“After 18 NBA years, it’s hard to believe I’ll be playing in each arena for the last time. So I’m going to enjoy every practice, every bus ride, every team dinner, every time running out through the tunnel. I’m going to do my part to give us a shot at the ultimate goal.”
Pierce was selected in the first round of the 1998 NBA draft and spent his first 15 seasons with the Boston Celtics — nine of them for Clippers coach Doc Rivers, including winning the NBA championship in 2007.
Pierce, who has also played for the Brooklyn Nets and Washington Wizards, signed a three-year, $10 million deal with the Clippers before last season.
The 6-foot-7, 235-pound Pierce was named an NBA All-Star 10 times and enters this season fourth on the all-time list in 3-point field goals made. He has averaged 20 points, 5.7 rebounds and 3.6 assists per game in his career.
MINNEAPOLIS – (Staff and Wire Service Report) – Minnesota Timberwolves forward Kevin Garnett, the former Boston Celtics champion, announced his retirement after 21 NBA seasons in the league.
“It has been a real joy to watch KG come into the league as a young man and watch him develop his skills to become one of the very best in the NBA,” said Timberwolves owner Glen Taylor. “I have treasured the opportunity to see him grow as a leader. I wish him continued success in the next chapter of his life. His Minnesota fans will always cherish the memories he has provided.”
The Minneapolis Star Tribune reported that Garnett and the Timberwolves reached a contract settlement earlier Friday. Garnett was signed for $8 million this season. Garnett, 40, easily the most productive player in Timberwolves franchise history, spent 13 1/2 of his 21 NBA seasons with Minnesota.
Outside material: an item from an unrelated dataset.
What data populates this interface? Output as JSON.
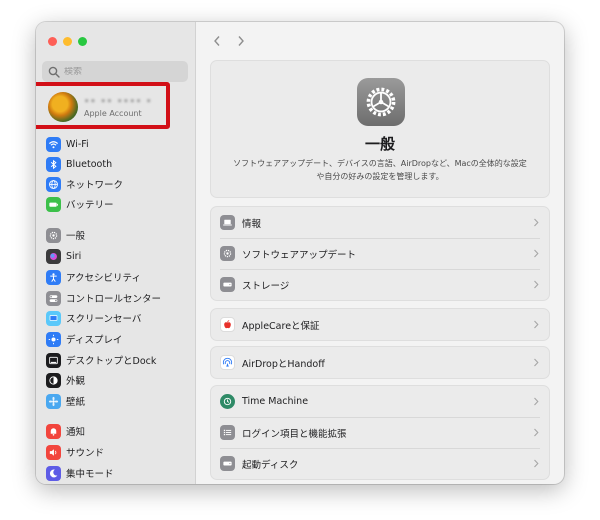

He was drafted out of high school in 1995 and developed into one of the top power forwards in NBA history.
The 15-time All-Star ranks 17th with 26,071 career points, ninth in career rebounds with 14,662 and 17th in blocked shots with 2,037.
“Kevin Garnett is one of the fiercest competitors our league has ever seen,” NBA comissioner Adam Silver said in a statment. “He held himself to the highest standard of preparation and performance for a remarkable 21 seasons. On behalf of the NBA family, I thank Kevin for his sustained excellence and the enormous impact he’s had on the game.”
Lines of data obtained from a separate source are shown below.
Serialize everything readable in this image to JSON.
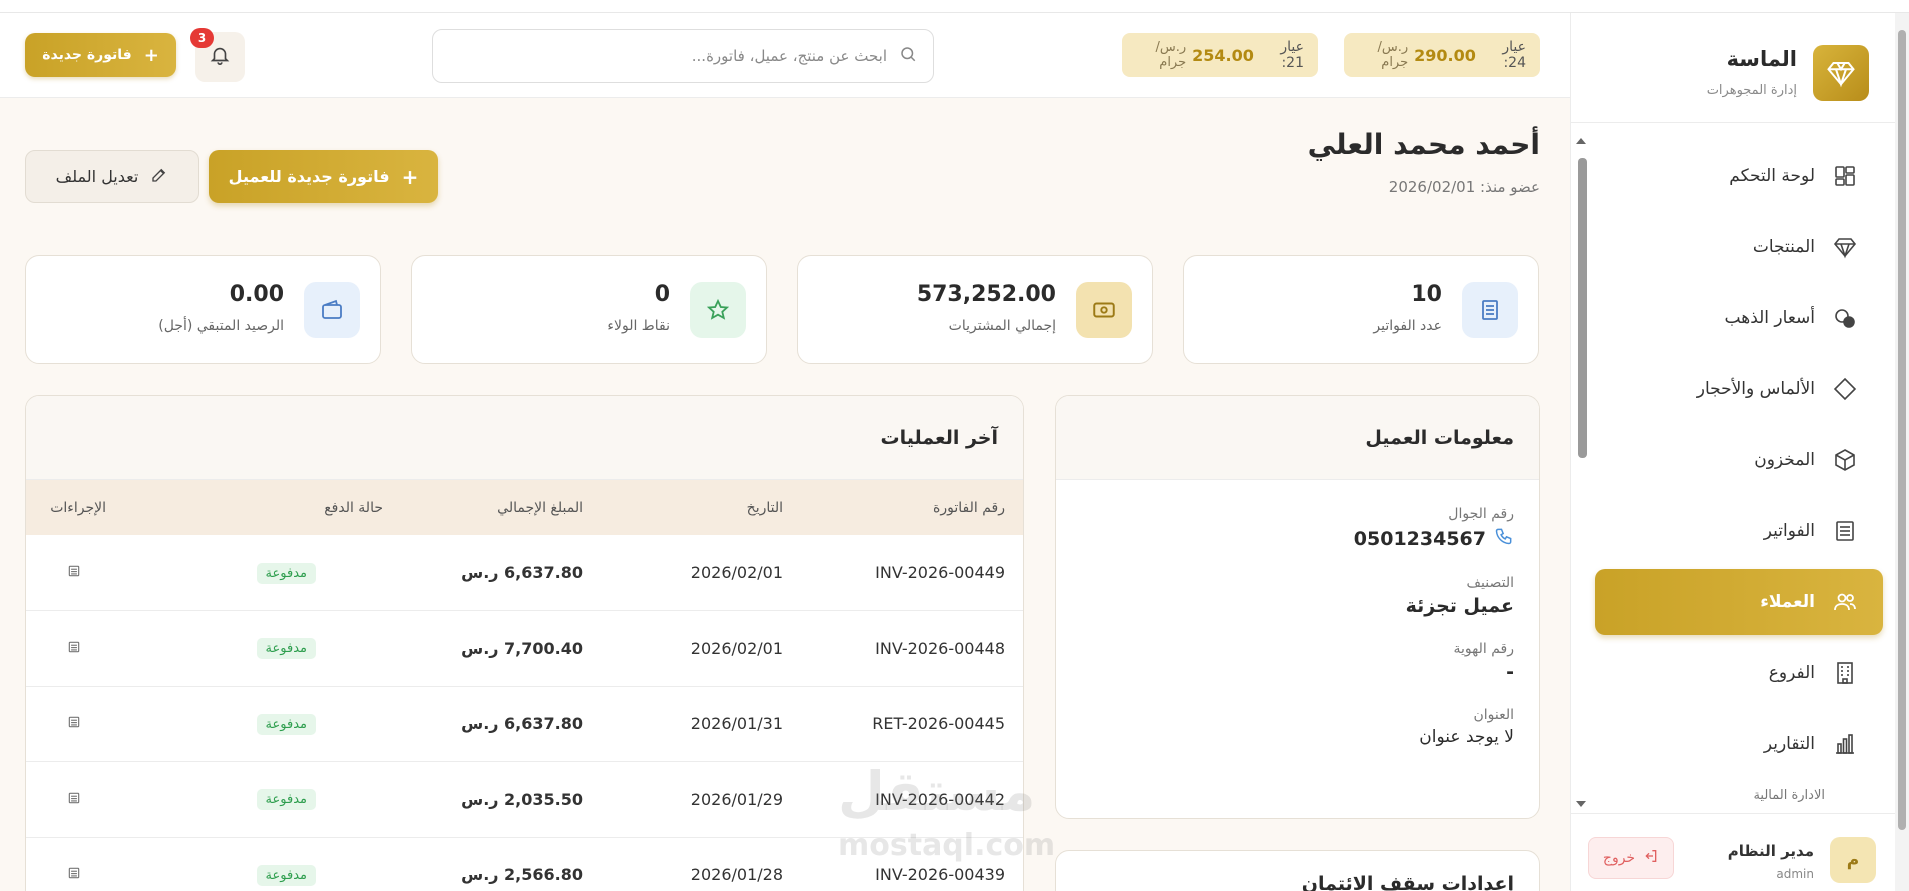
{
  "app": {
    "brand_name": "الماسة",
    "brand_sub": "إدارة المجوهرات"
  },
  "sidebar": {
    "items": [
      {
        "label": "لوحة التحكم",
        "icon": "dashboard-icon"
      },
      {
        "label": "المنتجات",
        "icon": "diamond-icon"
      },
      {
        "label": "أسعار الذهب",
        "icon": "gold-prices-icon"
      },
      {
        "label": "الألماس والأحجار",
        "icon": "gem-outline-icon"
      },
      {
        "label": "المخزون",
        "icon": "box-icon"
      },
      {
        "label": "الفواتير",
        "icon": "invoice-icon"
      },
      {
        "label": "العملاء",
        "icon": "users-icon",
        "active": true
      },
      {
        "label": "الفروع",
        "icon": "building-icon"
      },
      {
        "label": "التقارير",
        "icon": "chart-icon"
      }
    ],
    "section_label": "الادارة المالية",
    "user": {
      "initial": "م",
      "name": "مدير النظام",
      "role": "admin",
      "logout_label": "خروج"
    }
  },
  "header": {
    "price_24": {
      "karat": "عيار 24:",
      "price": "290.00",
      "unit": "ر.س/جرام"
    },
    "price_21": {
      "karat": "عيار 21:",
      "price": "254.00",
      "unit": "ر.س/جرام"
    },
    "search_placeholder": "ابحث عن منتج، عميل، فاتورة...",
    "notification_count": "3",
    "new_invoice_label": "فاتورة جديدة"
  },
  "customer": {
    "name": "أحمد محمد العلي",
    "member_since": "عضو منذ: 2026/02/01",
    "new_invoice_btn": "فاتورة جديدة للعميل",
    "edit_btn": "تعديل الملف"
  },
  "stats": [
    {
      "value": "10",
      "label": "عدد الفواتير",
      "icon": "receipt-icon"
    },
    {
      "value": "573,252.00",
      "label": "إجمالي المشتريات",
      "icon": "money-icon"
    },
    {
      "value": "0",
      "label": "نقاط الولاء",
      "icon": "star-icon"
    },
    {
      "value": "0.00",
      "label": "الرصيد المتبقي (أجل)",
      "icon": "wallet-icon"
    }
  ],
  "info_card": {
    "title": "معلومات العميل",
    "phone_label": "رقم الجوال",
    "phone": "0501234567",
    "category_label": "التصنيف",
    "category": "عميل تجزئة",
    "id_label": "رقم الهوية",
    "id_value": "-",
    "address_label": "العنوان",
    "address": "لا يوجد عنوان",
    "next_card_title": "إعدادات سقف الائتمان"
  },
  "transactions": {
    "title": "آخر العمليات",
    "columns": [
      "رقم الفاتورة",
      "التاريخ",
      "المبلغ الإجمالي",
      "حالة الدفع",
      "الإجراءات"
    ],
    "rows": [
      {
        "invoice": "INV-2026-00449",
        "date": "2026/02/01",
        "amount": "6,637.80 ر.س",
        "status": "مدفوعة"
      },
      {
        "invoice": "INV-2026-00448",
        "date": "2026/02/01",
        "amount": "7,700.40 ر.س",
        "status": "مدفوعة"
      },
      {
        "invoice": "RET-2026-00445",
        "date": "2026/01/31",
        "amount": "6,637.80 ر.س",
        "status": "مدفوعة"
      },
      {
        "invoice": "INV-2026-00442",
        "date": "2026/01/29",
        "amount": "2,035.50 ر.س",
        "status": "مدفوعة"
      },
      {
        "invoice": "INV-2026-00439",
        "date": "2026/01/28",
        "amount": "2,566.80 ر.س",
        "status": "مدفوعة"
      }
    ]
  },
  "watermark": {
    "arabic": "مستقل",
    "latin": "mostaql.com"
  }
}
Garnett played in just 38 games last season due to knee and leg injuries and averaged just 3.2 points and 3.9 rebounds. His value lied more in terms of being a mentor for young stars Karl-Anthony Towns and Andrew Wiggins than for his production.
The Timberwolves hired Tom Thibodeau as coach and president in the offseason as well as a new general manager in Scott Layden. The duo is charged with completing the rebuilding process and halting a playoff absence that dates back to the 2003-04 campaign.
That meant resolving the Garnett situation in a manner that would eliminate the veteran from the roster prior to Tuesday’s opening of training camp.
Garnett was drafted fifth overall out in 1995 and quickly blossomed into a major star and franchise icon. He averaged over 20 points in nine consecutive seasons and earned MVP honors in 2003-04 when he averaged 24.2 points and 13.9 rebounds.
Garnett was traded to the Boston Celtics in 2007 and was part of that franchise’s 2008 championship squad.
“Very few players can affect an organization like Kevin did here in Boston, both on and off the court,” Celtics president of basketball operations Danny Ainge said in a statement. “He led our team by example every day with his drive, his passion, and his relentless commitment to winning. While always putting team ahead of individual, Kevin earned his place among the greatest players in Celtic and NBA history.”
Garnett returned to Minnesota prior to the trading deadline in 2015, when he was acquired from the Brooklyn Nets. He played in just five games prior to the end of the season.
Upon returning to Minnesota, Garnett spoke of his desire to become part owner of the team once his playing career again. But last year’s death of Flip Saunders, the coach and president of basketball operations, began a transformation that now has Thibodeau and Layden shaping the team’s future.